Create more opportunities to get involved with snow sports – local hills, city jib parks, affordable skiing.
Get existing skiers to upgrade their gear, have more fun and spread the word.
Discover new aspects of the sport that you can get better at as you get older
Spread the word and bring a friend skiing. Help people discover the winter sports.</li></li></ul><li>Michael Berry<br />President of National Ski Areas Association<br />
Top Ten Things to Know about Growing Snowsports<br />SIA Snow Show<br />Denver, CO<br />January 28th, 2011<br />
#1<br /><ul><li>Having a model that quantifies the impacts of trial and conversion has helped keep the industry on track.</li></li></ul><li>#2<br /><ul><li>Carefully targeted, bottom-up programs have more power than large-scale, top-down initiatives.</li></li></ul><li>#3<br /><ul><li>Possessing a deep understanding of underlying demographic trends pays off in both the short and long-term.</li></li></ul><li>#4<br /><ul><li>It is essential to profile active participants and monitor their participation levels over multiple seasons.</li></li></ul><li>#5<br /><ul><li>Understanding beginner motivational types can improve the likelihood of conversion.</li></li></ul><li>#6<br /><ul><li>Monitoring our guests’ engagement with the sport and their loyalty to specific resorts has provided the industry with important benchmarking standards.</li></li></ul><li>#7<br /><ul><li>A participant’s life stage significantly impacts what they want out of the experience. Managing the quality of the skiing/snowboarding experience to match life stage has boosted the participation of the core.</li></li></ul><li>#8<br /><ul><li>The overall value of the experience is determined by more than just price.</li></li></ul><li>#9<br /><ul><li>Snow school and rental operations aren’t just important components of the beginner conversion process, they can be tremendous revenue generators. </li></li></ul><li>Northeast<br />Southeast<br />Midwest<br />Rocky Mountain<br />Pacific Southwest<br />Pacific Northwest<br />60.5<br />65<br />59.8<br />58.9<br />57.6<br />57.3<br />57.4<br />57.1<br />56.9<br />60<br />55.1<br />54.4<br />54.1<br />3.9<br />54.0<br />52.5<br />52.2<br />52.1<br />55<br />8.4<br />50<br />45<br />40<br />20.4<br />35<br />Skier Visits (millions)<br />30<br />25<br />7.7<br />20<br />6.0<br />15<br />10<br />13.4<br />5<br />0<br />1995/96<br />1996/97<br />1997/98<br />1998/99<br />1999/00<br />2000/01<br />2001/02<br />2002/03<br />2003/04<br />2004/05<br />2005/06<br />2006/07<br />2007/08<br />2008/09<br />2009/10<br />#10<br /><ul><li>Consistent positive economic performance across the industry over the last ten years (Gross revenue growth of over 30% since 2001/02) is evidence of progress. </li></li></ul><li>

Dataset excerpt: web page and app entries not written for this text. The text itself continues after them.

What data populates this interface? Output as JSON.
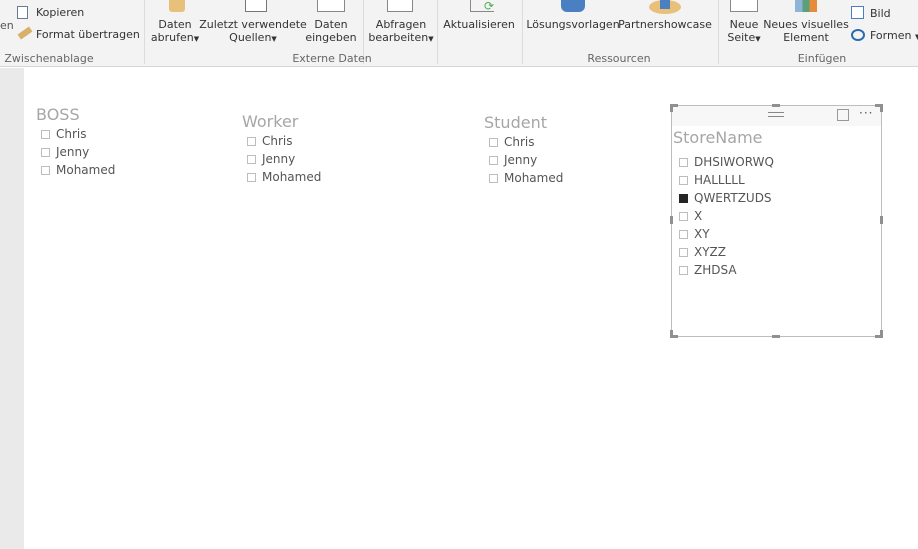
{
  "ribbon": {
    "clipboard": {
      "partial": "en",
      "copy": "Kopieren",
      "format": "Format übertragen",
      "group": "Zwischenablage"
    },
    "external": {
      "group": "Externe Daten",
      "get_data": [
        "Daten",
        "abrufen"
      ],
      "recent": [
        "Zuletzt verwendete",
        "Quellen"
      ],
      "enter": [
        "Daten",
        "eingeben"
      ],
      "edit": [
        "Abfragen",
        "bearbeiten"
      ],
      "refresh": "Aktualisieren"
    },
    "resources": {
      "group": "Ressourcen",
      "templates": "Lösungsvorlagen",
      "partner": "Partnershowcase"
    },
    "insert": {
      "group": "Einfügen",
      "new_page": [
        "Neue",
        "Seite"
      ],
      "new_visual": [
        "Neues visuelles",
        "Element"
      ],
      "image": "Bild",
      "shapes": "Formen"
    }
  },
  "slicers": [
    {
      "title": "BOSS",
      "items": [
        "Chris",
        "Jenny",
        "Mohamed"
      ]
    },
    {
      "title": "Worker",
      "items": [
        "Chris",
        "Jenny",
        "Mohamed"
      ]
    },
    {
      "title": "Student",
      "items": [
        "Chris",
        "Jenny",
        "Mohamed"
      ]
    }
  ],
  "store_slicer": {
    "title": "StoreName",
    "items": [
      "DHSIWORWQ",
      "HALLLLL",
      "QWERTZUDS",
      "X",
      "XY",
      "XYZZ",
      "ZHDSA"
    ],
    "selected": "QWERTZUDS"
  }
}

Mid-term Lesson Results<br />PA – 2,118 LSSM Coupons Downloaded<br />NH – 4,100 Lessons<br />VT – 908 Lessons<br />NY – 3,100 LSSM Vouchers Downloaded<br />Jiminy Peak – 32% of New Lessons from LSSM<br />Park City Mtn Resort – Goal, 4,000 Lessons<br />Deer Valley & Maine Sold Out of Lessons<br />
Industry Stakeholders<br />Ski Resorts<br />Retailers<br />Suppliers<br />

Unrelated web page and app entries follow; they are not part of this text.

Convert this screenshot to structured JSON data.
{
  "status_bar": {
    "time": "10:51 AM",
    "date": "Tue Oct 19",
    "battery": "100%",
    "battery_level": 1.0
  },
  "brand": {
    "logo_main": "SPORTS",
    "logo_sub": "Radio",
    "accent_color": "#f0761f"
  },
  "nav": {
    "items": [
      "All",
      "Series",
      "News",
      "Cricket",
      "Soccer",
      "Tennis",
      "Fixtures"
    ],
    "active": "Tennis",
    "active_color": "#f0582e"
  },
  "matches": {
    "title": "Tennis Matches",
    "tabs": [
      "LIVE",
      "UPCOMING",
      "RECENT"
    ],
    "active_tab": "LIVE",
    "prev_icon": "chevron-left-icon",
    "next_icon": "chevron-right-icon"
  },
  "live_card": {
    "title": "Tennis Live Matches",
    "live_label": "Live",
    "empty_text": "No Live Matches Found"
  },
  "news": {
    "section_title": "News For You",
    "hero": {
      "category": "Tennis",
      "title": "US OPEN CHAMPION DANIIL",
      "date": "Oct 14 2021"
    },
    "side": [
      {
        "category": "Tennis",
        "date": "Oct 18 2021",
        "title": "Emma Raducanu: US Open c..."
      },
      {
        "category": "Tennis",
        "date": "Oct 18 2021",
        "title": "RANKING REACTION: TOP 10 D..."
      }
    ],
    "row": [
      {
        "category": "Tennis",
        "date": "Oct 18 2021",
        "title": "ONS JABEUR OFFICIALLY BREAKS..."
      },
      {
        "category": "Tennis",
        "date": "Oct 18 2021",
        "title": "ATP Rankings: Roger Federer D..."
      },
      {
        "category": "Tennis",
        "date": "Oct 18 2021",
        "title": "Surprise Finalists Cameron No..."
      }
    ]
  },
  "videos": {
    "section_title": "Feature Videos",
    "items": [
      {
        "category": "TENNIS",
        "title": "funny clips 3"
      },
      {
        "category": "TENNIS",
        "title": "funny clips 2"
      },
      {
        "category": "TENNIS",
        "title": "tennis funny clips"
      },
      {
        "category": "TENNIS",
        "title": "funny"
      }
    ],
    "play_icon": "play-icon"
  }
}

The Bottom Line<br />Learn to Ski & Snowboard Month will:<br />Help YOU gain new customers<br />Help YOU make more $$$<br />Position snow sports as fun<br />Debunk the “myths”<br />Get more people passionate about snow sports<br />
Growing the Sport…<br />We’re all in this together!<br />
How to Get Involved<br />Financially contribute to the initiative. <br />Use LSSM Logo on Web site, ads, etc. Display LSSM marketing materials in place of business. Donate gear for contests<br />All of the above, plus…Create a special Learn-to program and advertise it; sponsor the creation of collateral material; do whatever works for you…be creative!!!!<br />